Awol Erizku, “Same Ol’ Mistakes” – Rihanna, house and spray paint on OSB, 2016. Courtesy of Nina Johnson, Miami.

Awol Erizku, “Same Ol’ Mistakes” – Rihanna, house and spray paint on OSB, 2016. Courtesy of Nina Johnson, Miami.

Awol Erizku, the Ethiopian-born, South Bronx-raised, Los Angeles-based artist, has been making a name for himself as the It Boy of the art world for the past couple of years. Most recently he exhibited I Was Going to Call It Your Name But You Didn’t Let Me, a new series of 20 paintings and conceptual sound collage at Nina Johnson, which was timed with Art Basel in Miami Beach. The exhibition took the image of the beautifully manicured hand of Queen Nefertiti holding a rose, appropriated from nail salon signage where Erizku keeps his studio, as the central motif for a series of paintings that incorporate elements of the cityscape to create a love letter to his partner Sarah Lineberger.

“The motif was something that I saw a lot growing up. I never saw a black hand, and once I created my version of it, I became obsessed with it; I want to put as many of them in the world as I can.

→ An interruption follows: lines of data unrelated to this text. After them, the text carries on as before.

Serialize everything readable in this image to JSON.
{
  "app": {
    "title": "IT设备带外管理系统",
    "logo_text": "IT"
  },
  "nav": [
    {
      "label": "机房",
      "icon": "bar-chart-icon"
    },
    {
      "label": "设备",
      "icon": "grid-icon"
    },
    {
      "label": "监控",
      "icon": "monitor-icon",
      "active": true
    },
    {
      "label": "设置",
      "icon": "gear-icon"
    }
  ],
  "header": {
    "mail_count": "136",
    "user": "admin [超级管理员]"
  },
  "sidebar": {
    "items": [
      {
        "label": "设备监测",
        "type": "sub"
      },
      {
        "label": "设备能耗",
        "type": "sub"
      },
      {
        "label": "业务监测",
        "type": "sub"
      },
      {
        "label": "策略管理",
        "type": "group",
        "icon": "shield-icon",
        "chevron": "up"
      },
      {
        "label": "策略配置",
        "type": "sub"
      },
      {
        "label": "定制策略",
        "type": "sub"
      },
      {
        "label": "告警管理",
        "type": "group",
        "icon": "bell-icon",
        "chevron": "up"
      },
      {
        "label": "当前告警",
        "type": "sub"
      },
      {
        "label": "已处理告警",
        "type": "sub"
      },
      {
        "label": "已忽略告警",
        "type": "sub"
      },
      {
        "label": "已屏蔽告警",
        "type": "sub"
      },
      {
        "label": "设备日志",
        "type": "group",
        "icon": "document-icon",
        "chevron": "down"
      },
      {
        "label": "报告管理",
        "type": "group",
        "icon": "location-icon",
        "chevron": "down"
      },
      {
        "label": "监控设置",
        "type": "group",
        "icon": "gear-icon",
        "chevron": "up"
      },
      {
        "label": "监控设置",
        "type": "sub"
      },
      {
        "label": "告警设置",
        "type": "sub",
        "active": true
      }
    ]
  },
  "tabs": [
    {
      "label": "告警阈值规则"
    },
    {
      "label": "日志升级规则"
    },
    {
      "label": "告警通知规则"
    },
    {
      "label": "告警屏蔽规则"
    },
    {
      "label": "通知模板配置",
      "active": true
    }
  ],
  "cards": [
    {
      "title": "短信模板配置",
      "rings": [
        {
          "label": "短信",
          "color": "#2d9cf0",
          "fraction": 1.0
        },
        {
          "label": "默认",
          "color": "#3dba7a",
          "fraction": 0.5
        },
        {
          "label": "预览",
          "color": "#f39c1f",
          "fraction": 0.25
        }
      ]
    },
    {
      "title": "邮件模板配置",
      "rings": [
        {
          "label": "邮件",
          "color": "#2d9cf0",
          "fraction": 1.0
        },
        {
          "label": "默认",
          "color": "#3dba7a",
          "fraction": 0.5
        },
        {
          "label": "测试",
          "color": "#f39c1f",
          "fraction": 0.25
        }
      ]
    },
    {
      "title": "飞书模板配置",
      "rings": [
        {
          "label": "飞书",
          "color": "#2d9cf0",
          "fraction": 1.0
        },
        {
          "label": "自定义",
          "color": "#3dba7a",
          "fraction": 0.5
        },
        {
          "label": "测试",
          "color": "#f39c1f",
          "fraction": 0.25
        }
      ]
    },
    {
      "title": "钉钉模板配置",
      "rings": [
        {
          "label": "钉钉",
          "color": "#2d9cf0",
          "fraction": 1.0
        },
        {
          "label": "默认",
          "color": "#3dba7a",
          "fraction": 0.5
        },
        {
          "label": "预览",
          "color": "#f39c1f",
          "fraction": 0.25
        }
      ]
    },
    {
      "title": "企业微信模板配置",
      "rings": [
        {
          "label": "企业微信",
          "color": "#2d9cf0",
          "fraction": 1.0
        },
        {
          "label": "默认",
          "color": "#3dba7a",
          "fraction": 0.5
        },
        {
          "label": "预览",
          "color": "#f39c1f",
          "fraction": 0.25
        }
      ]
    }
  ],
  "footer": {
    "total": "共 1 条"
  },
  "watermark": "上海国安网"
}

It comes from a soon-to-be-realized mobile flower shop/truck I’ve been working on with my partner of many years. Our idea was to create a motif that would resonate with the communities we wish to drive the truck through and expose young kids to the lives of plants and flowers,” Erizku told Crave in an interview.

“Vision and Justice,” Sarah Lewis’s bestselling issue of Aperture Magazine

“Vision and Justice,” Sarah Lewis’s bestselling issue of Aperture Magazine

Over the past two years, Erizku’s work has been featured in some of the most prestigious publications including on the cover of “Vision and Justice,” Sarah Lewis’s bestselling issue of Aperture Magazine, in The New Yorker for a feature on Viola Davis by John Lahr, and on the cover of Muslim Cool: Race, Religion, and Hip Hop in the United States by Su’ad Abdul Khabeer (New York University Press).

Erizku, who has previously exhibited at Duchamp Detox Clinic in Los Angeles, Flag Art Foundation and Hasted Kraeutler, both in New York, will be exhibiting his work this year at Night Gallery in L.A. and Ben Brown in London. Visit his Tumblr to check out new work.

Muslim Cool: Race, Religion, and Hip Hop in the United States by Su’ad Abdul Khabeer (New York University Press)

Muslim Cool: Race, Religion, and Hip Hop in the United States by Su’ad Abdul Khabeer (New York University Press)


Miss Rosen is a journalist covering art, photography, culture, and books. Her byline has appeared in L’Uomo Vogue, Whitewall, Jocks and Nerds, and L’Oeil de la Photographie. Follow her on Twitter @Miss_Rosen.